None of these apply in the present circumstances. The Complainant has not authorised, licensed, or permitted the Respondent to register or use the Domain Name or to use the SWAROVSKI trade mark. The Complainant has prior rights in the SWAROVSKI trade mark which precede the Respondent’s registration of the Domain Name. The Complainant has therefore established a prima facie case that the Respondent has no rights and legitimate interests in the Domain Name and thereby the burden of production shifts to the Respondent to produce evidence demonstrating rights or legitimate interests in respect of the Domain Name (see for example Do The Hustle, LLC v. Tropic Web, WIPO Case No. D2000-0624; Croatia Airlines d.d. v. Modern Empire Internet Ltd., WIPO Case No. D2003-0455).
The Panel finds that the Respondent has failed to produce any evidence to establish its rights or legitimate interests in the Domain Name. Accordingly the Panel finds that the Respondent has no rights or legitimate interests in the Domain Name and the second condition of paragraph 4(a) of the Policy has been fulfilled.
C. Registered and Used in Bad Faith
In the present circumstances, the distinctive nature of the SWAROVSKI trade mark, and the evidence as to the extent of the reputation the Complainant enjoys in the SWAROVSKI trade mark, and the confusingly similar nature of the Domain Name to the SWAROVSKI trade mark, and the lack of any explanation from the Respondent as to why it registered the Domain Name lead the Panel to conclude the registration and use was in bad faith.
In the present case, the Panel concludes the Respondent was aware of the Complainant’s SWAROVSKI trade mark when it registered the Domain Name. The Panel concludes that it is highly likely that the Respondent selected the Domain Name because of its similarity with the Complainant’s SWAROVSKI trade mark. The addition of only the words “onlineoutlets” suggests to the Panel that the Respondent was deliberately choosing a name with a close and confusing connection to the Complainant’s name. The Panel also notes this appears to be part of a pattern whereby a number of similar websites also operating under names which include the Complainant’s SWAOVSKI trademark all offer goods which purport to be those of the Complainant though none of these sites are operated by authorized distributors of the Complainant’s products. The Panel finds that the Respondent, possibly with others, is engaged upon a deliberate scheme to trade under and by reference to the Complainant’s SWAROVSKI trademark and to suggest that it is connected with the Complainant when it is not. Further the Panel notes the Respondent has not filed a Response and hence has not availed itself of the opportunity to present any case of legitimate use that it might have. The Panel infers that none exists.
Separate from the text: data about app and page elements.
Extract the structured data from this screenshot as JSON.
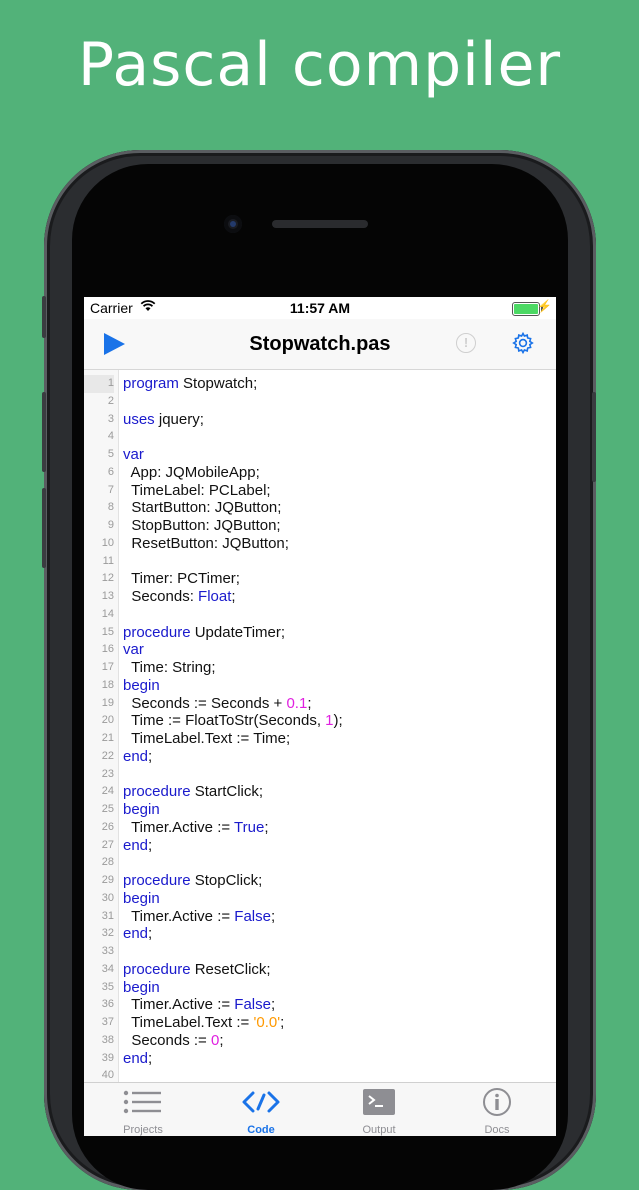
{
  "headline": "Pascal compiler",
  "status": {
    "carrier": "Carrier",
    "time": "11:57 AM"
  },
  "navbar": {
    "title": "Stopwatch.pas"
  },
  "editor": {
    "lines": [
      {
        "n": "1",
        "tokens": [
          {
            "t": "program",
            "c": "kw"
          },
          {
            "t": " Stopwatch;",
            "c": ""
          }
        ]
      },
      {
        "n": "2",
        "tokens": []
      },
      {
        "n": "3",
        "tokens": [
          {
            "t": "uses",
            "c": "kw"
          },
          {
            "t": " jquery;",
            "c": ""
          }
        ]
      },
      {
        "n": "4",
        "tokens": []
      },
      {
        "n": "5",
        "tokens": [
          {
            "t": "var",
            "c": "kw"
          }
        ]
      },
      {
        "n": "6",
        "tokens": [
          {
            "t": "  App: JQMobileApp;",
            "c": ""
          }
        ]
      },
      {
        "n": "7",
        "tokens": [
          {
            "t": "  TimeLabel: PCLabel;",
            "c": ""
          }
        ]
      },
      {
        "n": "8",
        "tokens": [
          {
            "t": "  StartButton: JQButton;",
            "c": ""
          }
        ]
      },
      {
        "n": "9",
        "tokens": [
          {
            "t": "  StopButton: JQButton;",
            "c": ""
          }
        ]
      },
      {
        "n": "10",
        "tokens": [
          {
            "t": "  ResetButton: JQButton;",
            "c": ""
          }
        ]
      },
      {
        "n": "11",
        "tokens": []
      },
      {
        "n": "12",
        "tokens": [
          {
            "t": "  Timer: PCTimer;",
            "c": ""
          }
        ]
      },
      {
        "n": "13",
        "tokens": [
          {
            "t": "  Seconds: ",
            "c": ""
          },
          {
            "t": "Float",
            "c": "kw"
          },
          {
            "t": ";",
            "c": ""
          }
        ]
      },
      {
        "n": "14",
        "tokens": []
      },
      {
        "n": "15",
        "tokens": [
          {
            "t": "procedure",
            "c": "kw"
          },
          {
            "t": " UpdateTimer;",
            "c": ""
          }
        ]
      },
      {
        "n": "16",
        "tokens": [
          {
            "t": "var",
            "c": "kw"
          }
        ]
      },
      {
        "n": "17",
        "tokens": [
          {
            "t": "  Time: String;",
            "c": ""
          }
        ]
      },
      {
        "n": "18",
        "tokens": [
          {
            "t": "begin",
            "c": "kw"
          }
        ]
      },
      {
        "n": "19",
        "tokens": [
          {
            "t": "  Seconds := Seconds + ",
            "c": ""
          },
          {
            "t": "0.1",
            "c": "num"
          },
          {
            "t": ";",
            "c": ""
          }
        ]
      },
      {
        "n": "20",
        "tokens": [
          {
            "t": "  Time := FloatToStr(Seconds, ",
            "c": ""
          },
          {
            "t": "1",
            "c": "num"
          },
          {
            "t": ");",
            "c": ""
          }
        ]
      },
      {
        "n": "21",
        "tokens": [
          {
            "t": "  TimeLabel.Text := Time;",
            "c": ""
          }
        ]
      },
      {
        "n": "22",
        "tokens": [
          {
            "t": "end",
            "c": "kw"
          },
          {
            "t": ";",
            "c": ""
          }
        ]
      },
      {
        "n": "23",
        "tokens": []
      },
      {
        "n": "24",
        "tokens": [
          {
            "t": "procedure",
            "c": "kw"
          },
          {
            "t": " StartClick;",
            "c": ""
          }
        ]
      },
      {
        "n": "25",
        "tokens": [
          {
            "t": "begin",
            "c": "kw"
          }
        ]
      },
      {
        "n": "26",
        "tokens": [
          {
            "t": "  Timer.Active := ",
            "c": ""
          },
          {
            "t": "True",
            "c": "kw"
          },
          {
            "t": ";",
            "c": ""
          }
        ]
      },
      {
        "n": "27",
        "tokens": [
          {
            "t": "end",
            "c": "kw"
          },
          {
            "t": ";",
            "c": ""
          }
        ]
      },
      {
        "n": "28",
        "tokens": []
      },
      {
        "n": "29",
        "tokens": [
          {
            "t": "procedure",
            "c": "kw"
          },
          {
            "t": " StopClick;",
            "c": ""
          }
        ]
      },
      {
        "n": "30",
        "tokens": [
          {
            "t": "begin",
            "c": "kw"
          }
        ]
      },
      {
        "n": "31",
        "tokens": [
          {
            "t": "  Timer.Active := ",
            "c": ""
          },
          {
            "t": "False",
            "c": "kw"
          },
          {
            "t": ";",
            "c": ""
          }
        ]
      },
      {
        "n": "32",
        "tokens": [
          {
            "t": "end",
            "c": "kw"
          },
          {
            "t": ";",
            "c": ""
          }
        ]
      },
      {
        "n": "33",
        "tokens": []
      },
      {
        "n": "34",
        "tokens": [
          {
            "t": "procedure",
            "c": "kw"
          },
          {
            "t": " ResetClick;",
            "c": ""
          }
        ]
      },
      {
        "n": "35",
        "tokens": [
          {
            "t": "begin",
            "c": "kw"
          }
        ]
      },
      {
        "n": "36",
        "tokens": [
          {
            "t": "  Timer.Active := ",
            "c": ""
          },
          {
            "t": "False",
            "c": "kw"
          },
          {
            "t": ";",
            "c": ""
          }
        ]
      },
      {
        "n": "37",
        "tokens": [
          {
            "t": "  TimeLabel.Text := ",
            "c": ""
          },
          {
            "t": "'0.0'",
            "c": "str"
          },
          {
            "t": ";",
            "c": ""
          }
        ]
      },
      {
        "n": "38",
        "tokens": [
          {
            "t": "  Seconds := ",
            "c": ""
          },
          {
            "t": "0",
            "c": "num"
          },
          {
            "t": ";",
            "c": ""
          }
        ]
      },
      {
        "n": "39",
        "tokens": [
          {
            "t": "end",
            "c": "kw"
          },
          {
            "t": ";",
            "c": ""
          }
        ]
      },
      {
        "n": "40",
        "tokens": []
      }
    ]
  },
  "tabs": [
    {
      "label": "Projects",
      "icon": "list-icon",
      "active": false
    },
    {
      "label": "Code",
      "icon": "code-icon",
      "active": true
    },
    {
      "label": "Output",
      "icon": "terminal-icon",
      "active": false
    },
    {
      "label": "Docs",
      "icon": "info-icon",
      "active": false
    }
  ],
  "colors": {
    "background": "#52b279",
    "accent": "#1a73e8",
    "keyword": "#1a1acc",
    "number": "#e020e0",
    "string": "#ff9900"
  }
}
In reaching this conclusion the Panel's view is reinforced by similar UDRP decisions reached by several previous Panels on similar cases involving the Complainant and its SWAROVSKI trademark – see for example Swarovski Aktiengesellschaft v. MarzenaMarzena, WIPO Case No. D2011-0980; Swarovski Aktiengesellschaft v. James Johnson, WIPO Case No. D2012-0080; and Swarovski Aktiengesellschaft v. Stewart Donald, WIPO Case No. D2012-0169.
As a result the Panel finds that the Domain Name has been registered and is being used in bad faith. Accordingly the third condition of paragraph 4(a) of the Policy has been fulfilled.
For the foregoing reasons, in accordance with paragraphs 4(i) of the Policy and 15 of the Rules, the Panel orders that the Domain Name <swarovski-onlineoutlets.com> be transferred to the Complainant.
Nick J. Gardner
Date: August 7, 2012